“That’s when I did the painting, a brilliant Saturday in October. It was more my fault than his. When I realized I was pregnant, I lied about wanting to study in Florence. After I had gone, David proposed to your mother and they married that December. I remained in Florence until enough time had passed I could lie convincingly about Peter’s age. Your father and Peter don’t know.”
Andy paused in her pacing. “How did Mom find out?”
“Like you. The shed was left open. At the time of our… that weekend, David had made no promises to Rose. That’s why she said nothing to him after she found out. She forgave him the past and kept silent, but she wouldn’t forgive me. I knew she loved him and I betrayed her.”
“I hate him.” The anger Andy had been holding down suddenly rose to the surface in a choking cry. “I hate you, both.” With a quick swing of her arm she sent the brushes, turpentine and palette of paints to the floor, then ran out of the studio.
“Andy. I need just a few minutes.” Cissy was at the cottage door twenty minutes later.
“Don’t do anything yet. Let me tell your father and Peter. Please open the door.”
Through the partially open door, Cissy spoke quickly. “I’ve called your father. He’s coming up Friday night. I’ll tell him and Peter then. It’s my responsibility.”
“You’re a bit late accepting responsibility, Aunt Cissy. Peter was with me in the shed. I made him promise not to say anything, but I don’t know what he’s figured out.”
“Then I had better tell him right away, hadn’t I? Andy, your father always loved your mother, never me. Think back of their years of happiness. His devotion when she became ill. I didn’t want him to feel any obligation to me. I wanted him to marry Rose without any complications.”
“Why did you buy Bella Terra? Wasn’t living here a complication?”

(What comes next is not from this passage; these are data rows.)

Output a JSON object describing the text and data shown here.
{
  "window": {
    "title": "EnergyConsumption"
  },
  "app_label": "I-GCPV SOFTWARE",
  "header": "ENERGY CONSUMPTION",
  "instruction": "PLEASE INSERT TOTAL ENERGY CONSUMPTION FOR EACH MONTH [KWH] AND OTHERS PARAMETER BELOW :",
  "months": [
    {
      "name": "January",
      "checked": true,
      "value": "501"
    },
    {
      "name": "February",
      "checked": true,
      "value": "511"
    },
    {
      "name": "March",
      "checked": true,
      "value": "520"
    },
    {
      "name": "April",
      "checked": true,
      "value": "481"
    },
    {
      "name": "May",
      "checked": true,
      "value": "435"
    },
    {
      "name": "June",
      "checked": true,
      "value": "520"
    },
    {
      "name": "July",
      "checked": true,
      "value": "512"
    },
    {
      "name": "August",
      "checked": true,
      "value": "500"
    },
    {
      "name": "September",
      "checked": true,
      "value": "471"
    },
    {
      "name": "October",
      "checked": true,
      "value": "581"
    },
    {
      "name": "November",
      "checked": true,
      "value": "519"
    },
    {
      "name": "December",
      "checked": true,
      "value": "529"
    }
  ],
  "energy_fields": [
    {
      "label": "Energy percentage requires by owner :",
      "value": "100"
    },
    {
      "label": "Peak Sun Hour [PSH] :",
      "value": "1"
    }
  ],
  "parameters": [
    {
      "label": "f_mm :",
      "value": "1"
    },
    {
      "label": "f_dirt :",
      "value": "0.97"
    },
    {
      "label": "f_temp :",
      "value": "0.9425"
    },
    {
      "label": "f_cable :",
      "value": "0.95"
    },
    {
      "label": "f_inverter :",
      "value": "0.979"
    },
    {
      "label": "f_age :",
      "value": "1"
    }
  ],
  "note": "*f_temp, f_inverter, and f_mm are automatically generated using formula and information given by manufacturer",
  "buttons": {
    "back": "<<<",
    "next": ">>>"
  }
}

“It was an impulse. I’ve always acted on impulse. I liked this area and…well, it wasn’t a problem for your father. He loved Rose. You must believe that he really did love her.”
Before closing the door, Andy scooped up the tabby cat from the porch swing. Sitting by the window she cradled the cat and let the tears fall. Peter was right. Life stinks sometimes. Would he hate Cissy for lying? Would her father hate Cissy, as well? All the years gone without knowing he had a son.
“Well, I hate him, Tabby,” she said to the cat. Her own voice startled her and she shook with fresh crying. “No, I don’t hate him. He’s been a great Dad and he must have loved Mom. The way he cried. The way they were together, never fighting. Maybe Cissy is right. It was just a fling before settling down. I don’t hate him. And, I don’t hate Cissy. I don’t know what I feel.”
Through the window she saw Peter running in the rain toward the cottage. “Look Tabby. Here comes my brother. That sounds strange. My brother. I guess I’ll get used to it.
I wanted to know what my mother meant–sins will come back to haunt you, others get hurt. I’ve got a different family, Tabby. Everything is changing, but I wanted to know the truth. It’s better to know, Tabby. It is better to know.”